The inclusion criteria were: ineffectiveness of conservative treatment for >3 months; age ≤70 years; high demands for function and appearance; and confirmed presence of isolated LHBT damage (partial-thickness tear or fray of LHBT tendon of >25% to 50%; LHBT subluxation or dislocation; refractory inflammation of the tendon) during the surgery.
The exclusion criteria were: age >70 years; obsolete rupture and retraction of the LHBT; and combination with other shoulder disorders (such as neuropathy, rotator cuff diseases, Bankart lesion, shoulder fractures, etc.).
Under general anesthesia, the patient was placed in the side-lying position with the affected upper extremity abducted by 20º to 30º and flexed at 20º; longitudinal traction was provided with a weight of 5 to 10 lb (Star SleeveTraction System; Arthrex, Naples, FL).
Standard posterior and anterior portals were established for intra-articular examination. After a thorough examination of the glenohumeral joint, the distal part of the tendon was drawn into the joint with a retriever to evaluate any pathologies of the portion within the intertubercular sulcus.
A spinal needle was utilized to pierce the LHBT into the joint cavity, and a radiofrequency device (Smith & Nephew, Andover, MA, USA) was used to sever the tendon at its junction with the glenoid insertion and debride the stump. The spinal needle was used to keep the LHBT in position and later to help find the location of the bicipital groove in the subacromial space.
Initially, the arthroscope was inserted into the subacromial space through the posterior portal. The routine lateral and anterolateral portals were established. The subacromial bursa was debrided, and acromioplasty was performed if necessary. Then the arthroscope was inserted into the lateral portal. Through the anterolateral portal, the spinal needle which was located at the bicipital groove was found, and the biceps sheath was opened. The LHBT was totally released to the level of the musculotendinous junction with the radiofrequency device. After that, the tendon was pulled out of the bicipital groove, and the inflamed tissue and synovium around the tendon and at the groove was debrided with the radiofrequency device. On the proximal part of the bicipital groove, a fresh bleeding bone bed was created. A double-loaded suture anchor (5.5-mm AR-1927BCF-45, corkscrew; Arthrex, Naples, FL) was placed into the groove at about 1 cm distal to its starting point (i.e., close to its entrance) via the anterolateral portal (Fig. 1A), and one suture was pulled out for cerclage of the distal row. A BirdBeak device (Arthrex, Naples, FL) was applied to penetrate the LHBT. One strand of the remaining suture was pulled through the tendon to make a suture loop (Fig. 1B,C), and the other strand of the remaining suture was pulled through the loop (Fig. 1D). The two strands of the suture were pulled to the anterior portal and untied temporarily.

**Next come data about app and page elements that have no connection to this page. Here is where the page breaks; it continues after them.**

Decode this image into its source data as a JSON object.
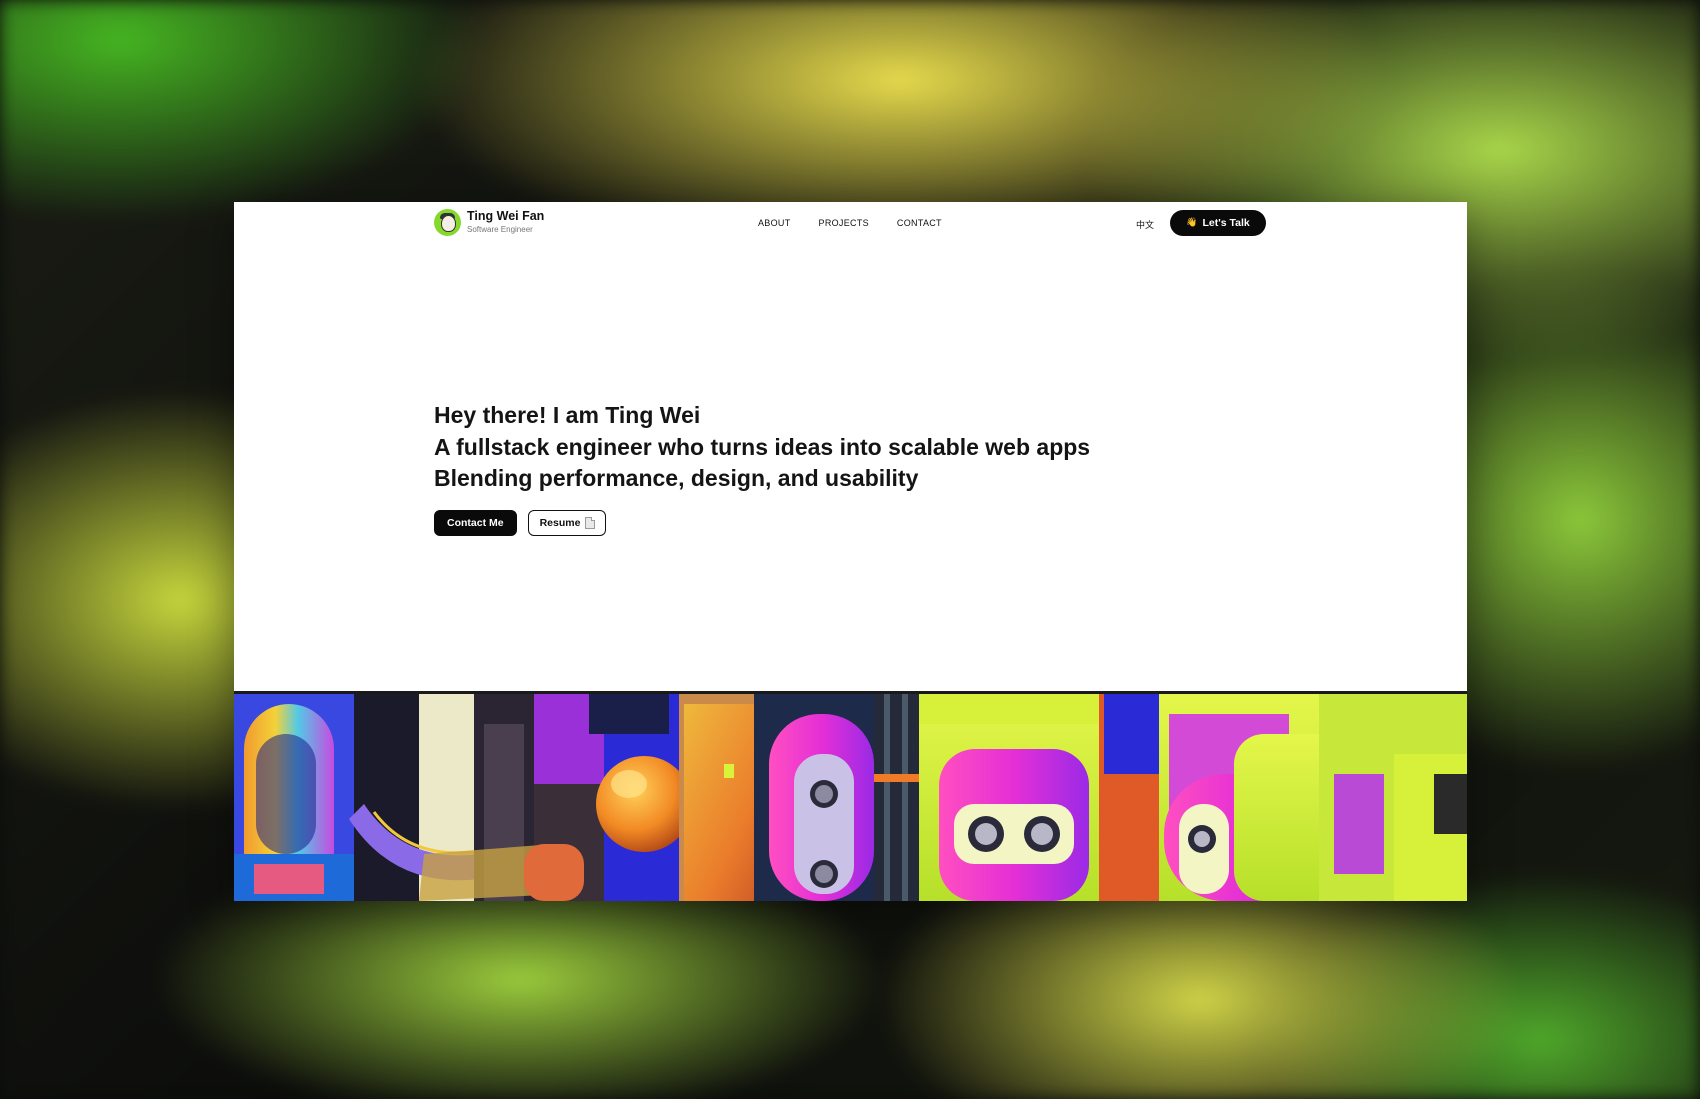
{
  "brand": {
    "name": "Ting Wei Fan",
    "role": "Software Engineer"
  },
  "nav": {
    "items": [
      "ABOUT",
      "PROJECTS",
      "CONTACT"
    ],
    "language": "中文",
    "cta_label": "Let's Talk",
    "cta_icon": "👋"
  },
  "hero": {
    "lines": [
      "Hey there! I am Ting Wei",
      "A fullstack engineer who turns ideas into scalable web apps",
      "Blending performance, design, and usability"
    ],
    "primary_button": "Contact Me",
    "secondary_button": "Resume"
  },
  "colors": {
    "accent": "#0a0a0a",
    "avatar_bg": "#86d82a",
    "art_magenta": "#e52fd6",
    "art_lime": "#c8f23a",
    "art_orange": "#f29a2e",
    "art_blue": "#2a2bd6"
  }
}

Next, about 1 cm distal to the proximal loop made by the suture anchor, the middle part of the suture previously pulled out was grabbed to pass under the biceps tendon to form a loop (Fig. 2A). Both strands of the suture were pulled through the loop to tie the tendon (Fig. 2B). A PushLock (Arthrex, Naples, FL) was fixed into the groove about 1 cm distal to the first anchor with both strands of the suture threaded through the PushLock and tightened. The suture tails were trimmed short(Fig. 2C).
Then, both strands of the suture of proximal anchor were pulled to the anterolateral portal and tied using standard suture techniques. The tendon stump proximal to the suture anchor was debrided with the radiofrequency device. Finally, the elbow was flexed and extended to check the stability of the construct. The biceps tenodesis was now completed in the groove by the modified double-row technique (Fig. 2D).
After operation, no shoulder sling was applied. Passive and active range-of-motion exercises were allowed immediately after the surgery, but active biceps flexion was prohibited for 2 weeks. Unrestricted active elbow activity and resistance exercises begun from the fifth week. Full recovery to sport activity was not granted until 3 months after the operation.
Follow-up and Outcome Evaluation
Preoperatively, all the patients were evaluated using the Constant-Murley shoulder (CS) score, the University of California Los Angeles (UCLA) score, and the visual analogue scale (VAS). All patients were followed up at 2 weeks, 6 weeks, 3 months, 6 months, and 12 months after surgery, and the final postoperative follow-up review, and the final follow-up results were recorded. Postoperative complications were recorded.
Statistical analysis was performed using SPSS 22.0 software. Data are expressed as average ± standard deviation (SD), and the Wilcoxon rank sum test was used to perform statistical analysis. P<0.05 was considered as statistically significant.